A lottery is a form of gambling in which participants buy tickets and hope to win a prize based on the numbers that are drawn at a later date. The drawings are usually conducted by a state government and the prizes vary widely from cash to goods and services. People who buy tickets typically must pay an entry fee. In the United States, most states have lotteries. Some offer scratch-off tickets and daily games, while others have a drawing for a jackpot that may be millions of dollars. Lotteries have become very popular, and even people who do not normally gamble are buying tickets.

The idea of determining fates and making decisions by casting lots has a long history in human society, and the first public lotteries that offered money as a prize were held in the Low Countries during the 15th century to raise funds for building walls and town fortifications as well as for helping the poor. Some historians believe that the oldest recorded use of a lottery was a draw in 1445 at L’Ecluse, in what is now Belgium.

Many governments have adopted lotteries as a way of raising funds for various projects. Some state lotteries are run by the government itself, while others are run by private companies in exchange for a percentage of the proceeds. While some state lotteries are criticized for being addictive forms of gambling, their revenue streams have also increased dramatically in recent years.
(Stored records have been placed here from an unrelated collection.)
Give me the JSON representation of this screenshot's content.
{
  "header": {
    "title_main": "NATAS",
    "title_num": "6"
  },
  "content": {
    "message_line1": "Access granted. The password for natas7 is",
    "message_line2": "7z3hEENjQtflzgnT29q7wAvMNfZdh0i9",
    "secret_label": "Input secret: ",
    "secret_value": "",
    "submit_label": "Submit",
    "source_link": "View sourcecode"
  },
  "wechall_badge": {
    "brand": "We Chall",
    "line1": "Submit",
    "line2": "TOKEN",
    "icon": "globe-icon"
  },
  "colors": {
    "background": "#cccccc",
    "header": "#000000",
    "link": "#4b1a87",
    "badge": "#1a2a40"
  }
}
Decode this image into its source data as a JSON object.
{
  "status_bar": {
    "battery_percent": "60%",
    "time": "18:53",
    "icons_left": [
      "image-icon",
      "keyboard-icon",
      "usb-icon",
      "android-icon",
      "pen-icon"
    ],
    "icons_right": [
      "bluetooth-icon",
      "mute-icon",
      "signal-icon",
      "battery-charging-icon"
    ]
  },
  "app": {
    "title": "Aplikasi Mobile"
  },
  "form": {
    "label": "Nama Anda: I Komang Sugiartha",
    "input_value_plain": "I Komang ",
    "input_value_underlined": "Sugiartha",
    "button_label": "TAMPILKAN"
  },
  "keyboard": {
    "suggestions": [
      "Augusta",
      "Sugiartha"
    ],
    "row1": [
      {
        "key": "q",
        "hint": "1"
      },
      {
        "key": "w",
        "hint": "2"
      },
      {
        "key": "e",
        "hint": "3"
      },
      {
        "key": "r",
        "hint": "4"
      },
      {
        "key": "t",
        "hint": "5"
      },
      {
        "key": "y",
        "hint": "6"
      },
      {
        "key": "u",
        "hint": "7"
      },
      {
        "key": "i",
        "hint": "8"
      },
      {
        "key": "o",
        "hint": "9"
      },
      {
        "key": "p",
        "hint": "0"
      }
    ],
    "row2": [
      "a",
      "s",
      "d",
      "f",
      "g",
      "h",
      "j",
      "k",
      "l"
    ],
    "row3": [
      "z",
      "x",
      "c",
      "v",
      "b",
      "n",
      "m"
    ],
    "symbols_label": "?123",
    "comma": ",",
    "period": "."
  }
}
In addition, the public likes the fact that the proceeds from state lotteries are dedicated to specific causes, such as education, and not just general funding for public services. This has made the lottery a popular source of public funds, especially in times of economic stress when people are reluctant to support higher taxes or cuts to public programs.

However, it is important to remember that while winning the lottery can be very rewarding, it should not be viewed as a cure-all for ills in the world. The vast sums of money that are won in the lottery can quickly derail an individual’s quality of life if they are not careful. There have been numerous cases of lottery winners who have found themselves worse off than they were before their big win.

The best way to play the lottery is responsibly and with a clear plan. While some people have made a living out of it, gambling is not for everyone. If you have a roof over your head, food in your stomach, and family members who love you, you should not be spending your last dollar on desperate lottery tickets. In addition, you should always remember that the odds of winning are slim and that there is a greater chance of being struck by lightning than becoming a billionaire. Lastly, never show off your winnings; this will only make other people jealous and lead to resentment and possibly even violence.